How do you obtain new applicable knowledge?
How do you obtain new applicable knowledge, that gives you new ways of doing you job? And is there any substitute for experience?
Do you really learn anything applicable through books, and blogs, and if so, what kind of knowledge and how do you process it?
Public unpaid question.
I rely on Books and Blogs for finding new knowledge and there is NOT a substitute for experience. The thing I do to balance the information overload is to combine book and blog reading with offline time for letting applications for these new knowledge flourish. Complementary observation and deep one on one interviews do speed up the knowledge application.
It is always important to let time off for ideas (from the new acquired knowledge) to incubate.
From life itself - travels and friends. By an open mind towards the world. People you trust and respect. Sharing- To obtain knowledge you have to give away as well. I'm no that much blogs and books really. Prefer novels…
I agree! Technical, tangible knowledge--contained in books and other written formats--is incredibly important. So is intangible applied knowledge and the experience in 'the real world.'
But then, there's that saying about learning from others' mistakes, right? Tangible knowledge sets a foundation quickly, and shuffles neurological connections to bring fresh insights.
The vital lies between: conversation. Asking someone else about their experience and learning process sometimes reveals knowledge in lecture form, as they would have written it out. Other times, however, the dynamics of discussion provoke reflection. Other times, observation reveals insights from an experience unrealized by the person who experienced it!
Knowledge does not necessary translate to application. Learning about new things can be done through reading etc. But learning to do the new things can only be achieved through doing/experience/application.
I can learn about cycling through understanding the motion of the physics.
I can learn to cycle through cycling, falling down and pick self up to cycle again.
I do not think experience can be substituted.
I have been doing since I move to LA from Brazil a really nice experiment, I trying to learn and do something new every month, and I having a lot of fun with it, and the rules for me are:
1 - Look for a starting point, it can be a book, a blog post, an idea or something I always wanted to try.
2 - Just try to do it and learn from the experience of doing it.
3 - Observe, learn, adapt, transform, start over or quit
And you should try this experiment on at least a 30 days cycle because you body and mind needs to get use to it... and usually it takes around 3 to 4 weeks.

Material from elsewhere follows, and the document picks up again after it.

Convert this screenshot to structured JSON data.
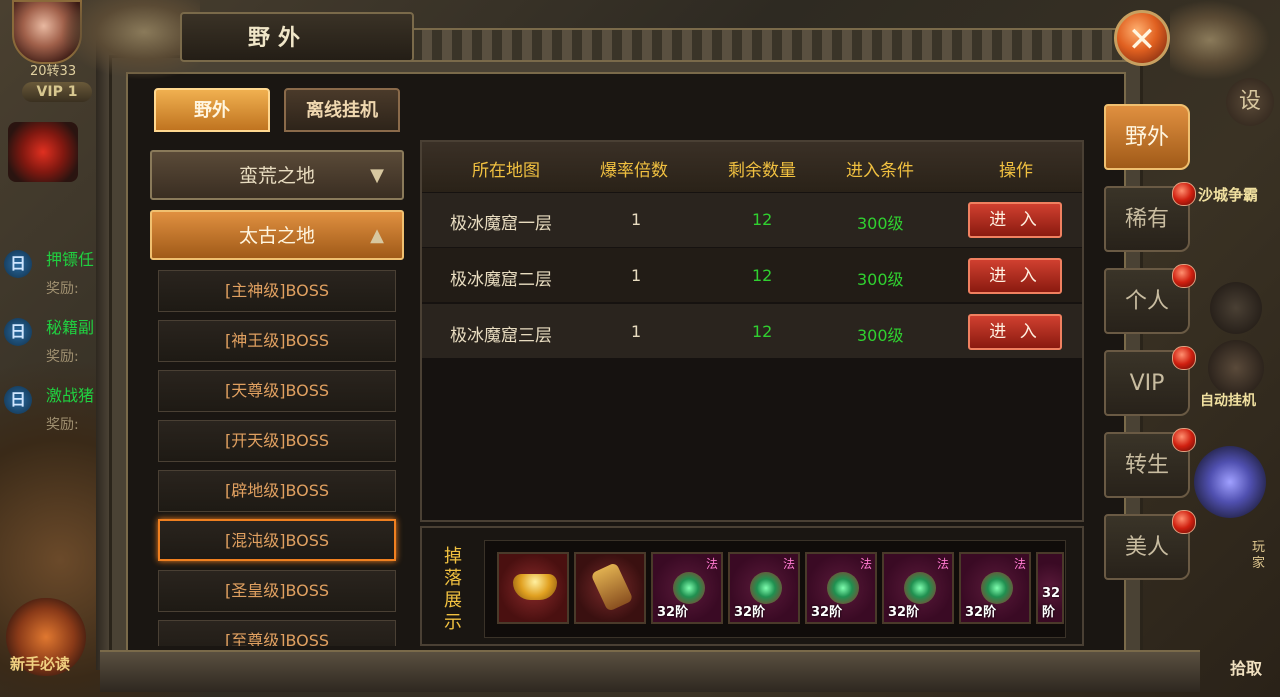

Most of my recent knowledge acquisition has been thru reading and understanding stuff. I head a digital advertising agency in India and I am often called upon to think of new ways of doing stuff. So reading, geeking and doing things that we have never done before. While experience gives me the confidence to do new things keeping in my issues and pitfalls that we have faced in the past, going forward the only way I see myself do new things is by looking out for things that are already being done, and making new innovations out of them...
I see it as, there's technical knowledge (tangible) and knowledge from experience (intangible). The technical knowledge gives you the tools to demonstrate your experiential knowledge.
My approach for technical knowledge is simple, present yourself with a problem that that has a definite answer. An example would be math. You might not yet know how to solve the problem but knowing that there is a solution provides focus in the process. It's my opinion that this process should be rapid and relevant, there's nothing more wasteful than knowledge for the sake of knowledge. Books, blogs and so on are a great place to gain this form of experience.
That said, there's nothing unique about the tangible...the answer exists, it's complete but it does provide a foundation. Using your foundation, you can make calculated risks...problems without an answer yet. This is how experiential knowledge is gained and, in terms of your work, what makes you valuable.
To answer "How do you obtain new applicable knowledge, that gives you new ways of doing you job?", choose the solution with no answer, use your tools, add new ones and........figure it out.
Everything gives you data points. Books, magazines, blogs, links are all relevant - but you have to tearsheet from these sources and then once you have collected a decent volume of data you have to run pattern recognition to truly find learnings.